Background: The need to identify biomarkers that predict benefit to checkpoint inhibitor therapies has led to the discovery and development of tumor mutational burden (TMB), a measure of potential tumor neoantigenicity derived from tissue biopsies that has shown clinical utility across a range of tumor types. A significant fraction of patients, however, are not candidates for tissue biopsies, presenting the need for blood-based methods to determine TMB. Here we describe the development of an assay to identify TMB from cell-free DNA derived from blood (bTMB). We present the analytic validation and clinical feasibility data that support the application of bTMB in a prospective clinical trial, BFAST (NCT03178552), evaluating the anti-PD-L1 agent atezolizumab in patients with non-small cell lung cancer (NSCLC).

Methods: The bTMB assay surveys somatic base substitutions down to 0.5% allele frequency across 394 genes from as little as 1% tumor content in a cell free DNA (cfDNA) sample derived from blood.

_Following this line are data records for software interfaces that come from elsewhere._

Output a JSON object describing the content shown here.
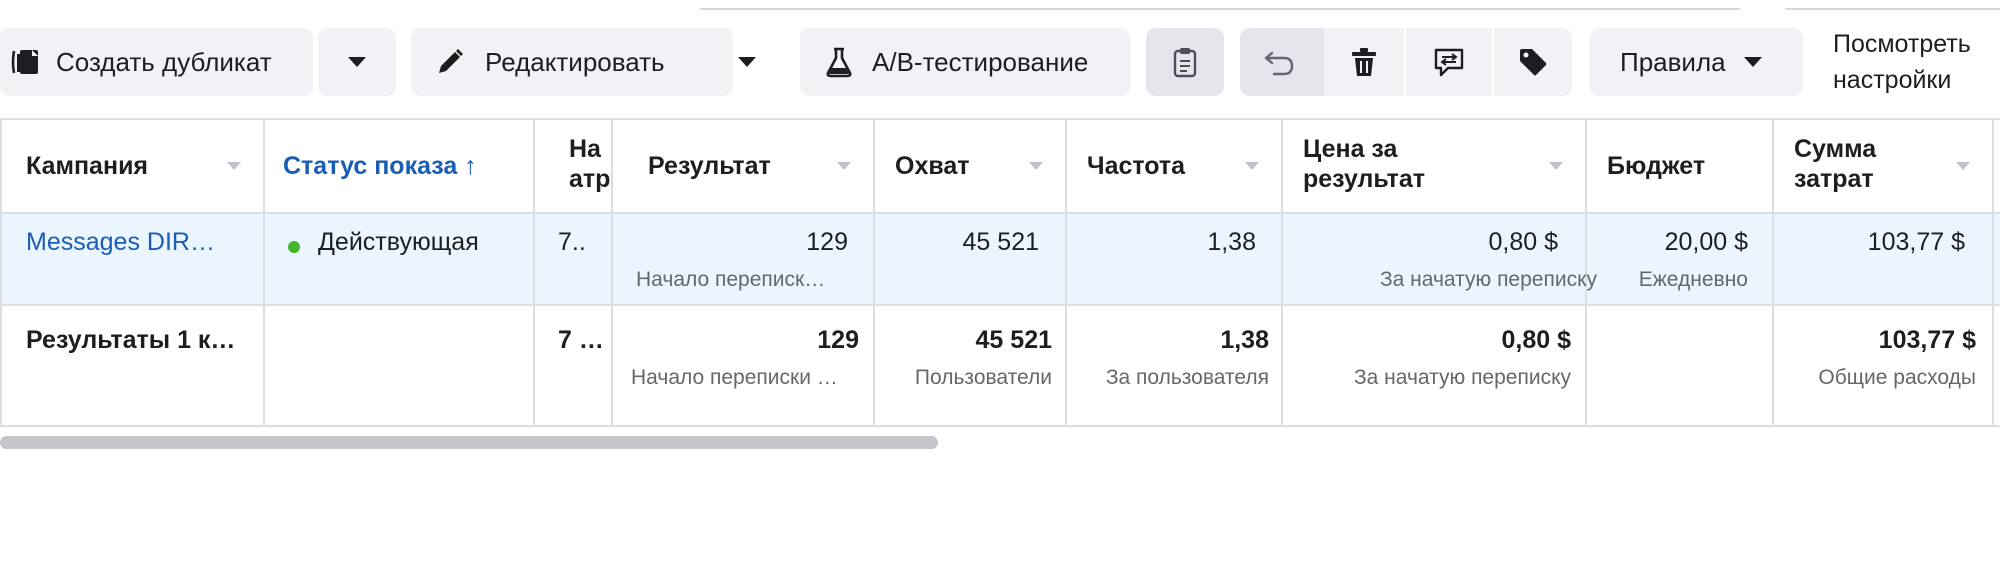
{
  "toolbar": {
    "duplicate_label": "Создать дубликат",
    "edit_label": "Редактировать",
    "ab_test_label": "A/B-тестирование",
    "rules_label": "Правила",
    "view_settings_line1": "Посмотреть",
    "view_settings_line2": "настройки"
  },
  "icons": [
    "duplicate-icon",
    "caret-down-icon",
    "pencil-icon",
    "flask-icon",
    "clipboard-icon",
    "undo-icon",
    "trash-icon",
    "swap-icon",
    "tag-icon"
  ],
  "table": {
    "columns": [
      {
        "label": "Кампания"
      },
      {
        "label": "Статус показа ↑",
        "active": true
      },
      {
        "label_line1": "На",
        "label_line2": "атр"
      },
      {
        "label": "Результат"
      },
      {
        "label": "Охват"
      },
      {
        "label": "Частота"
      },
      {
        "label_line1": "Цена за",
        "label_line2": "результат"
      },
      {
        "label": "Бюджет"
      },
      {
        "label_line1": "Сумма",
        "label_line2": "затрат"
      }
    ],
    "row": {
      "campaign": "Messages DIR…",
      "status": "Действующая",
      "attr": "7..",
      "result": "129",
      "result_sub": "Начало переписк…",
      "reach": "45 521",
      "frequency": "1,38",
      "cost_per_result": "0,80 $",
      "cost_per_result_sub": "За начатую переписку",
      "budget": "20,00 $",
      "budget_sub": "Ежедневно",
      "spend": "103,77 $"
    },
    "summary": {
      "label": "Результаты 1 к…",
      "attr": "7 …",
      "result": "129",
      "result_sub": "Начало переписки …",
      "reach": "45 521",
      "reach_sub": "Пользователи",
      "frequency": "1,38",
      "frequency_sub": "За пользователя",
      "cost_per_result": "0,80 $",
      "cost_per_result_sub": "За начатую переписку",
      "spend": "103,77 $",
      "spend_sub": "Общие расходы"
    }
  },
  "colors": {
    "accent": "#1a5db4",
    "status_dot": "#42b72a",
    "row_highlight": "#ebf5ff",
    "button_bg": "#f0f2f5"
  }
}
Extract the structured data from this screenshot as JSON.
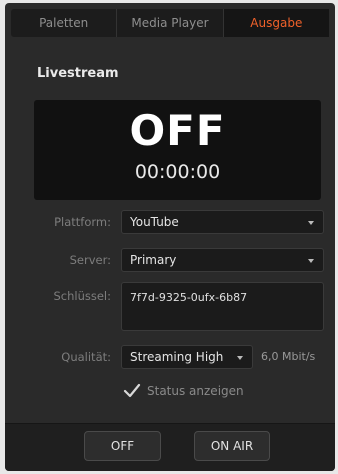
{
  "tabs": [
    {
      "label": "Paletten",
      "active": false
    },
    {
      "label": "Media Player",
      "active": false
    },
    {
      "label": "Ausgabe",
      "active": true
    }
  ],
  "colors": {
    "accent": "#f0612a"
  },
  "section_title": "Livestream",
  "status": {
    "state": "OFF",
    "timecode": "00:00:00"
  },
  "fields": {
    "platform": {
      "label": "Plattform:",
      "value": "YouTube"
    },
    "server": {
      "label": "Server:",
      "value": "Primary"
    },
    "key": {
      "label": "Schlüssel:",
      "value": "7f7d-9325-0ufx-6b87"
    },
    "quality": {
      "label": "Qualität:",
      "value": "Streaming High",
      "bitrate": "6,0 Mbit/s"
    }
  },
  "show_status": {
    "label": "Status anzeigen",
    "checked": true
  },
  "buttons": {
    "off": "OFF",
    "on_air": "ON AIR"
  }
}
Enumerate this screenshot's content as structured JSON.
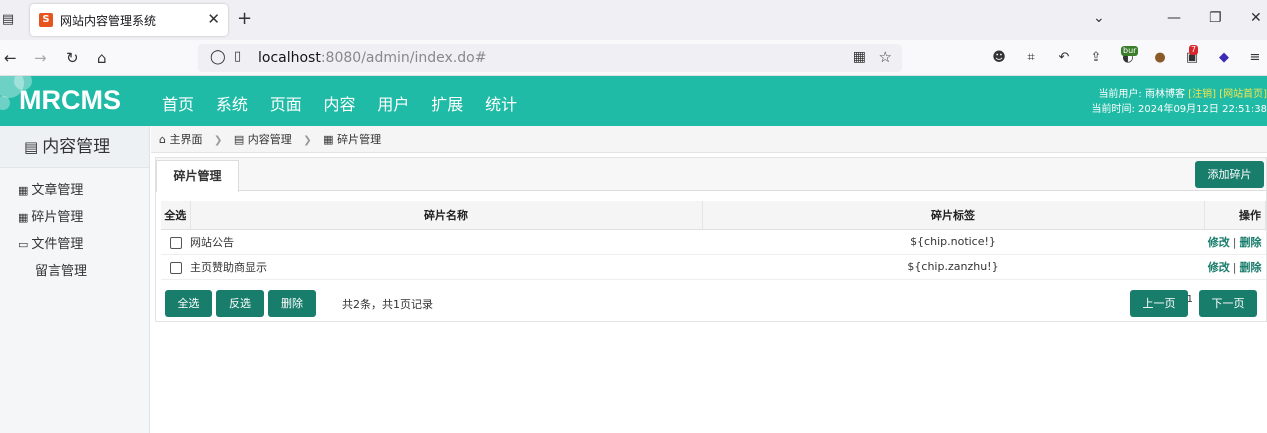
{
  "browser": {
    "tab_title": "网站内容管理系统",
    "tab_favicon": "S",
    "url_host": "localhost",
    "url_rest": ":8080/admin/index.do#",
    "ext_bur_label": "bur",
    "ext_badge_count": "7"
  },
  "header": {
    "logo": "MRCMS",
    "nav": [
      "首页",
      "系统",
      "页面",
      "内容",
      "用户",
      "扩展",
      "统计"
    ],
    "user_prefix": "当前用户: 雨林博客",
    "logout_link": "[注销]",
    "site_home_link": "[网站首页]",
    "time_text": "当前时间: 2024年09月12日 22:51:38",
    "accent_color": "#1fbba6"
  },
  "sidebar": {
    "title": "内容管理",
    "items": [
      {
        "label": "文章管理"
      },
      {
        "label": "碎片管理"
      },
      {
        "label": "文件管理"
      },
      {
        "label": "留言管理"
      }
    ]
  },
  "breadcrumb": {
    "home": "主界面",
    "level1": "内容管理",
    "level2": "碎片管理"
  },
  "panel": {
    "tab_label": "碎片管理",
    "add_button": "添加碎片",
    "columns": {
      "select_all": "全选",
      "name": "碎片名称",
      "tag": "碎片标签",
      "op": "操作"
    },
    "rows": [
      {
        "name": "网站公告",
        "tag": "${chip.notice!}",
        "edit": "修改",
        "sep": "|",
        "delete": "删除"
      },
      {
        "name": "主页赞助商显示",
        "tag": "${chip.zanzhu!}",
        "edit": "修改",
        "sep": "|",
        "delete": "删除"
      }
    ],
    "footer": {
      "select_all": "全选",
      "invert": "反选",
      "delete": "删除",
      "count_text": "共2条，共1页记录",
      "prev": "上一页",
      "page": "1",
      "next": "下一页"
    },
    "button_color": "#197d6c"
  }
}
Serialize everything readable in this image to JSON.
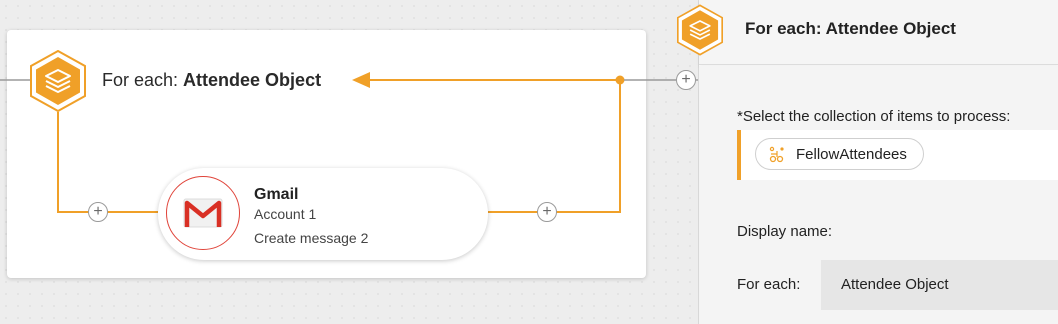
{
  "colors": {
    "accent": "#f0a028",
    "gmail_red": "#d93025",
    "wire": "#f0a028"
  },
  "canvas": {
    "loop": {
      "prefix": "For each: ",
      "name": "Attendee Object",
      "icon": "layers-icon"
    },
    "node": {
      "title": "Gmail",
      "account": "Account 1",
      "action": "Create message 2",
      "icon": "gmail-icon"
    }
  },
  "panel": {
    "title": "For each: Attendee Object",
    "icon": "layers-icon",
    "collection_label": "*Select the collection of items to process:",
    "collection_value": "FellowAttendees",
    "collection_icon": "collection-icon",
    "display_name_label": "Display name:",
    "for_each_label": "For each:",
    "for_each_value": "Attendee Object"
  }
}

Analytic validation was focused on establishing accuracy and precision of the bTMB measurement, as well as the minimum amount of cell-free and circulating tumor DNA required to make precise and reliable bTMB calls. The accuracy of two bTMB cutoffs was established against TMB derived from FoundationOne, an analytically validated TMB platform. Precision was evaluated by comparing the reproducibility of bTMB calls across replicate samples. We also retrospectively analyzed plasma samples from the OAK (NCT02008227) and POPLAR (NCT01903993) trials with the bTMB assay to determine the association of bTMB with atezolizumab clinical activity. The biomarker evaluable population (BEP) included 211 patients in POPLAR (intention-to-treat [ITT] =287) and 583 patients in OAK (excludes patients with known EGFR/ALK mutations; ITT=850), with blood samples available for targeted genomic sequencing. Assay positivity was defined as the presence of a number of somatic base substitutions greater than or equal to the bTMB cutoffs.

Results: The average positive percent agreement (PPA), negative percent agreement (NPA) and positive predictive value (PPV) across the bTMB cutoffs were 95%, 100% and 100%, respectively. The average precision was 96%, with a coefficient of variation of 7%. The assay limit of detection was defined as 1% tumor content in at least 20 ng of cfDNA. In POPLAR, improved progression-free survival (PFS) and overall survival (OS) hazard ratios (HRs) with atezolizumab vs docetaxel were observed for patients with bTMB at or above a range of bTMB thresholds compared with the ITT and BEP populations. In OAK, PFS benefit with atezolizumab vs docetaxel was observed at bTMB thresholds ≥10 (cut point ≥10: HR 0.73; n=251) compared with BEP (HR 0.87, 95% CI 0.73-1.04; n=585). bTMB did not correlate with PD-L1 expression as measured by VENTANA SP142 immunohistochemistry.

Conclusions: We have developed and analytically validated a blood-based assay to determine TMB with high accuracy and precision, using as little as 1% tumor content in a sample with 20 ng of cfDNA. Retrospective analyses from POPLAR and OAK data provide the first demonstrations that blood-based measurement of TMB may be associated with atezolizumab clinical efficacy in second-line NSCLC. Thus, the bTMB assay may provide a non-invasive biomarker to identify patients who derive clinical benefit from single agent PD-1/PD-L1 inhibition. Prospective studies using bTMB are currently ongoing in patients with first-line NSCLC, including BFAST and B-F1RST (NCT02848651).

Citation Format: Daniel S. Lieber, Emily White, Jacob Silterra, Shan Zhong, Tina Brennan, Michael Coyne, Mark Kennedy, David R. Gandara, Marcin Kowanetz, Sarah M. Paul, Erica Schleifman, Yan Li, Achim Rittmeyer, Louis Fehrenbacher, Lukas Amler, Todd Riehl, Craig Cummings, Priti S. Hegde, Wei Zou, Alan Sandler, Marcus Ballinger, Tony Mok, David S. Shames, Doron Lipson, Christine Malboeuf, David Fabrizio. Analytic validation and clinical feasibility of a next-generation sequencing assay to assess tumor mutational burden from blood (bTMB) as a biomarker for anti-PD-L1 response in NSCLC [abstract]. In: Proceedings of the AACR Special Conference on Tumor Immunology and Immunotherapy; 2017 Oct 1-4; Boston, MA. Philadelphia (PA): AACR; Cancer Immunol Res 2018;6(9 Suppl):Abstract nr A41.